**What is being asked**
No pictures are to be included when the entries below are reproduced exactly.

**Input material**

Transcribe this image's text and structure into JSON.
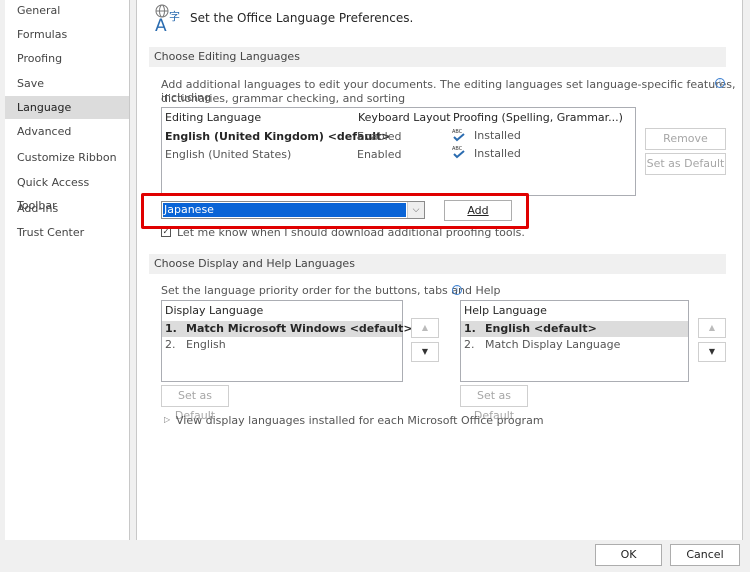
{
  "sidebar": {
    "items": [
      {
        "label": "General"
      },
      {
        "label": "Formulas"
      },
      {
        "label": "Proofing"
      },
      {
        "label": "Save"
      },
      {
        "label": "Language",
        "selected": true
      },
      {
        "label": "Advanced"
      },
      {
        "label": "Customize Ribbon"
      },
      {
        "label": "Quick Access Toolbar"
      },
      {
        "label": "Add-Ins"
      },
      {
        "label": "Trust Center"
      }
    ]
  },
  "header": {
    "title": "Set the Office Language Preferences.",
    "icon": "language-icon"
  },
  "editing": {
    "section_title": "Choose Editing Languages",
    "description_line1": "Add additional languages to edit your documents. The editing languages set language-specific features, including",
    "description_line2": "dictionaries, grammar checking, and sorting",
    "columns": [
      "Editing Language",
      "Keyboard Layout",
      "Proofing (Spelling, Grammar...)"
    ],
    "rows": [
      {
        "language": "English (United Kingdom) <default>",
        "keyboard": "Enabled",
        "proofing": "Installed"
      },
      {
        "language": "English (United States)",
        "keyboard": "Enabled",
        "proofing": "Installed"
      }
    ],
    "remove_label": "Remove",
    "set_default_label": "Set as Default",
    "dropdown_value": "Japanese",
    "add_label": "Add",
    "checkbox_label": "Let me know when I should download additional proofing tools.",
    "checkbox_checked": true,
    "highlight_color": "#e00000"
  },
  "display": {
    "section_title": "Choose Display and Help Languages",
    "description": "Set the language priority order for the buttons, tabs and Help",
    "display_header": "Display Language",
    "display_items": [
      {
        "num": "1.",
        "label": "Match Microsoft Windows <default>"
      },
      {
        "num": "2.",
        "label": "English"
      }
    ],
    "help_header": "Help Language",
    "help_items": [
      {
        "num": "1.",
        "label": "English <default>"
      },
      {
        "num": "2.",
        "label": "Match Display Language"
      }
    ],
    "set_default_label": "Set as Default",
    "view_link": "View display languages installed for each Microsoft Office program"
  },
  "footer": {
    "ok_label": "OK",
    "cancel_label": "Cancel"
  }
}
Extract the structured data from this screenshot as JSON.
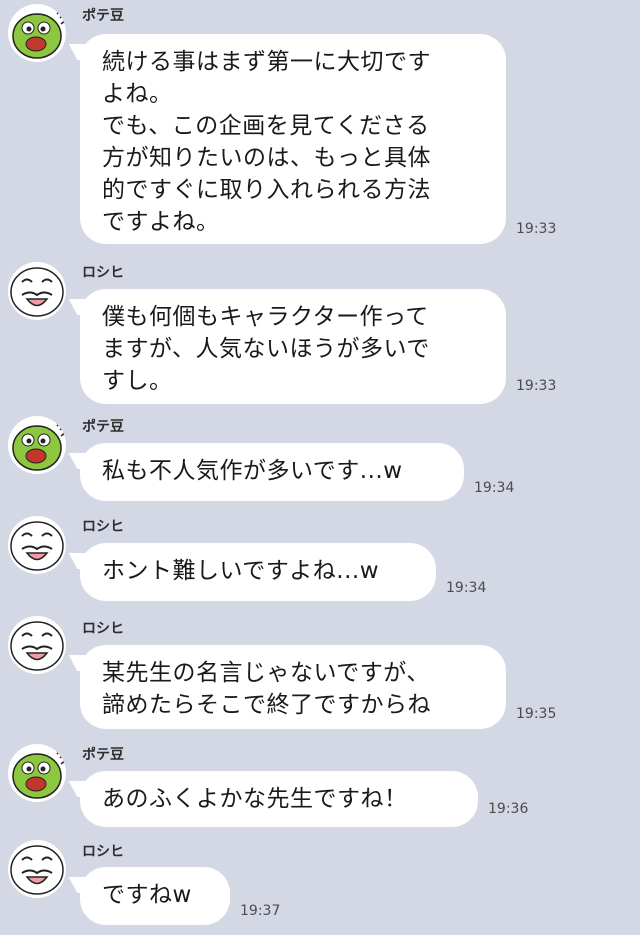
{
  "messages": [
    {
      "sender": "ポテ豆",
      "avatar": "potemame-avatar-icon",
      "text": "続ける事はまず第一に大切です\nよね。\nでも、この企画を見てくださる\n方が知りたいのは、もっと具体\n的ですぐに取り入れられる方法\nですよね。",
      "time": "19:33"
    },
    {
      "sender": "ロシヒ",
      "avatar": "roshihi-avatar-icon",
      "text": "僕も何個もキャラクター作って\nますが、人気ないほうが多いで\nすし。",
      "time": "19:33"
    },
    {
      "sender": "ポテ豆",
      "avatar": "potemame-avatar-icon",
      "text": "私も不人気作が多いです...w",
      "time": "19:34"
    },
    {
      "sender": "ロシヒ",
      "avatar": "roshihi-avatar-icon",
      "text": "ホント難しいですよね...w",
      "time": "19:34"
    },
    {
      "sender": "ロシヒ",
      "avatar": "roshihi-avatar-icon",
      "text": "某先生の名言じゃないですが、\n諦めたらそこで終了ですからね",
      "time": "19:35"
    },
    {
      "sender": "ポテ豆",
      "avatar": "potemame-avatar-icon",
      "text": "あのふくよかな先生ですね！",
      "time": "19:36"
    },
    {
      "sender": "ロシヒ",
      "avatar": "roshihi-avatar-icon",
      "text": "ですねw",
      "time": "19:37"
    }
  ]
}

**Problem solution**
Transcribe this image's text and structure into JSON.
{
  "sidebar": {
    "items": [
      {
        "label": "General"
      },
      {
        "label": "Formulas"
      },
      {
        "label": "Proofing"
      },
      {
        "label": "Save"
      },
      {
        "label": "Language",
        "selected": true
      },
      {
        "label": "Advanced"
      },
      {
        "label": "Customize Ribbon"
      },
      {
        "label": "Quick Access Toolbar"
      },
      {
        "label": "Add-Ins"
      },
      {
        "label": "Trust Center"
      }
    ]
  },
  "header": {
    "title": "Set the Office Language Preferences.",
    "icon": "language-icon"
  },
  "editing": {
    "section_title": "Choose Editing Languages",
    "description_line1": "Add additional languages to edit your documents. The editing languages set language-specific features, including",
    "description_line2": "dictionaries, grammar checking, and sorting",
    "columns": [
      "Editing Language",
      "Keyboard Layout",
      "Proofing (Spelling, Grammar...)"
    ],
    "rows": [
      {
        "language": "English (United Kingdom) <default>",
        "keyboard": "Enabled",
        "proofing": "Installed"
      },
      {
        "language": "English (United States)",
        "keyboard": "Enabled",
        "proofing": "Installed"
      }
    ],
    "remove_label": "Remove",
    "set_default_label": "Set as Default",
    "dropdown_value": "Japanese",
    "add_label": "Add",
    "checkbox_label": "Let me know when I should download additional proofing tools.",
    "checkbox_checked": true,
    "highlight_color": "#e00000"
  },
  "display": {
    "section_title": "Choose Display and Help Languages",
    "description": "Set the language priority order for the buttons, tabs and Help",
    "display_header": "Display Language",
    "display_items": [
      {
        "num": "1.",
        "label": "Match Microsoft Windows <default>"
      },
      {
        "num": "2.",
        "label": "English"
      }
    ],
    "help_header": "Help Language",
    "help_items": [
      {
        "num": "1.",
        "label": "English <default>"
      },
      {
        "num": "2.",
        "label": "Match Display Language"
      }
    ],
    "set_default_label": "Set as Default",
    "view_link": "View display languages installed for each Microsoft Office program"
  },
  "footer": {
    "ok_label": "OK",
    "cancel_label": "Cancel"
  }
}
Extract the structured data from this screenshot as JSON.
{
  "messages": [
    {
      "sender": "ポテ豆",
      "avatar": "potemame-avatar-icon",
      "text": "続ける事はまず第一に大切です\nよね。\nでも、この企画を見てくださる\n方が知りたいのは、もっと具体\n的ですぐに取り入れられる方法\nですよね。",
      "time": "19:33"
    },
    {
      "sender": "ロシヒ",
      "avatar": "roshihi-avatar-icon",
      "text": "僕も何個もキャラクター作って\nますが、人気ないほうが多いで\nすし。",
      "time": "19:33"
    },
    {
      "sender": "ポテ豆",
      "avatar": "potemame-avatar-icon",
      "text": "私も不人気作が多いです...w",
      "time": "19:34"
    },
    {
      "sender": "ロシヒ",
      "avatar": "roshihi-avatar-icon",
      "text": "ホント難しいですよね...w",
      "time": "19:34"
    },
    {
      "sender": "ロシヒ",
      "avatar": "roshihi-avatar-icon",
      "text": "某先生の名言じゃないですが、\n諦めたらそこで終了ですからね",
      "time": "19:35"
    },
    {
      "sender": "ポテ豆",
      "avatar": "potemame-avatar-icon",
      "text": "あのふくよかな先生ですね！",
      "time": "19:36"
    },
    {
      "sender": "ロシヒ",
      "avatar": "roshihi-avatar-icon",
      "text": "ですねw",
      "time": "19:37"
    }
  ]
}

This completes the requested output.